Within the TPPA, there is evidence of many ways that these major pharmaceutical companies are pushing to increase their monopolies on medicines.  Our government has already agreed to some of these changes in patent terms. As a result, there is evidence that the TPPA will limit PHARMAC’s ability to keep the costs of medicines in New Zealand affordable. Increased medicines monopolies, due to the TPPA, will also affect poorer nations such as Vietnam; nations which already lack the funding to buy essential medicines for their whole population.

A further major concern about the TPPA is that it includes provisions allowing a corporation to sue a government if a government puts in place a policy or law that limits that company’s profits. I’m referring here to Investor (the company) State (the government) Disputes.  These ‘ISDS’ processes occur outside of national or international law. Tribunals meet, on an ad hoc basis, to ‘try the cases’ whenever corporations choose to take a case against a government. There is no transparency about these processes, and there is no appeal process for governments. As an example, a drug company has sued the Canadian government for $500 million dollars.

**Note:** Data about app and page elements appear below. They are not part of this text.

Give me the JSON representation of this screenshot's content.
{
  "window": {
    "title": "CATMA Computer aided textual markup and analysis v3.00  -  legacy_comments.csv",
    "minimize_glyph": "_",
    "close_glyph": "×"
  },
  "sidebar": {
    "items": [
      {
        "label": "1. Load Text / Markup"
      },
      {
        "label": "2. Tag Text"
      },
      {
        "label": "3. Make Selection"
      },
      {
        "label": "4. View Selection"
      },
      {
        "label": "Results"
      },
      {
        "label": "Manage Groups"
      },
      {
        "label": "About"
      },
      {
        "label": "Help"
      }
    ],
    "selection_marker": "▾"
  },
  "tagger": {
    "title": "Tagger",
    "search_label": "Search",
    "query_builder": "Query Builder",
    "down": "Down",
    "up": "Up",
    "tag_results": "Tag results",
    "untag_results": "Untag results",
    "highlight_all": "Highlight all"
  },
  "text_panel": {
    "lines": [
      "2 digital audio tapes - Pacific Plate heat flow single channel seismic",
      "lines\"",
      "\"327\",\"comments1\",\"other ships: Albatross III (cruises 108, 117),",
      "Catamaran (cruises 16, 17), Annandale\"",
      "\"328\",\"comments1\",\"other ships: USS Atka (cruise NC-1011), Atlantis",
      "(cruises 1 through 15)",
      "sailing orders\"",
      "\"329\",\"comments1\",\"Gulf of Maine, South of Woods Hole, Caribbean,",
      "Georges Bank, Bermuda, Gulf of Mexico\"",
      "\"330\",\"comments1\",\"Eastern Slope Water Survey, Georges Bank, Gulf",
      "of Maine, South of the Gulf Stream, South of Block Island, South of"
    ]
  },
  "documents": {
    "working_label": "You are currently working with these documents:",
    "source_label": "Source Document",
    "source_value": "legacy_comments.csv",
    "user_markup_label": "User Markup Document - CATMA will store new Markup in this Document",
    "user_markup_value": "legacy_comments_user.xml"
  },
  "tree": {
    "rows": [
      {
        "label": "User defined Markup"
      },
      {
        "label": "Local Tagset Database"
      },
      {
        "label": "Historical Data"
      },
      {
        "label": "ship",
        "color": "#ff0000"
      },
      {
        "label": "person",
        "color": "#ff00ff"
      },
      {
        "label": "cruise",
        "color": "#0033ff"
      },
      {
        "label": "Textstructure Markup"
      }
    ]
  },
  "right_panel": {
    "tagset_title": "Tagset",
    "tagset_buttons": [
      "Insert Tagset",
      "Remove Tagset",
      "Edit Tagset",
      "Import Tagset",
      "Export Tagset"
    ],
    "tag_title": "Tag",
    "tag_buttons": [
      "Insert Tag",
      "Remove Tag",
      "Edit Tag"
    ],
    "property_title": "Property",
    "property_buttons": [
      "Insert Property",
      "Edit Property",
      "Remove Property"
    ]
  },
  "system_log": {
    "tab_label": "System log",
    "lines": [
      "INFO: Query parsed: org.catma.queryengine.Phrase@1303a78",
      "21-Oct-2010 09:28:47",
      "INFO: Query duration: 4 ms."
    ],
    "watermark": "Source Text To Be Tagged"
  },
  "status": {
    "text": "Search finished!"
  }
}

Such legal action has been skyrocketing in the past 10-15 years, with a large number of cases (over 100 by 2013) having been taken by companies based in the US.  There are now a growing number of lawsuits against governments for making decisions that corporations don’t like. A large number of these have limited attempts by developed and developing nations to reduce environmental degradation. Governments have been sued, or been threatened with being sued, by corporations for:

  • Regulating for tobacco plain packaging (the NZ government has said it won’t progress with this here until they see what happens with the current ISDS lawsuit against the Australian government by a trans national tobacco company for its plain packaging legislation!)
  • Regulating to limit mining operations to protect the environment and even basic water supplies;
  • Regulating to reduce carbon emissions, or to move towards more sustainable forms of energy production (away from coal or nuclear-based);
  • Regulating to limit drug patents in order to allow cheaper generic medicines onto the market.

Even the threat of being sued is enough to convince a government to back off putting in place legislation to protect its own population.

To summarise: The TPPA has the potential to influence many aspects of life in New Zealand, and around the Pacific Rim. That’s why we, as Dominicans, should be aware, be concerned, and be active about international trade agreements. They are part of neoliberal political ideology, that focuses on the individual (and individual responsibility) at the expense of the collective (and social justice). The impacts of trade agreements such as the TPPA will hit hardest those who are already poor and marginalized. The Common Good is what is at risk.

What can we do? People are starting to wake up, around TPPA nations, to the anti-democratic nature of the TPPA negotiations. However, many New Zealanders still lack even a basic understanding of what the TPPA is about. Why? Because there has been so much secrecy, and so little information provided. Many of us are already actively signing petitions, joining protest marches, and sharing information via social media. Some of us are holding these issues close in our daily meditation or prayer time.

The more we bring these issues into our day-to-day conversations, and speak within our homes and our communities about them, the more chance we all have of working collectively for positive social change. The actions we take, however seemingly small, all contribute to the wider movement for social justice. They are actions that ‘speak truth to power’.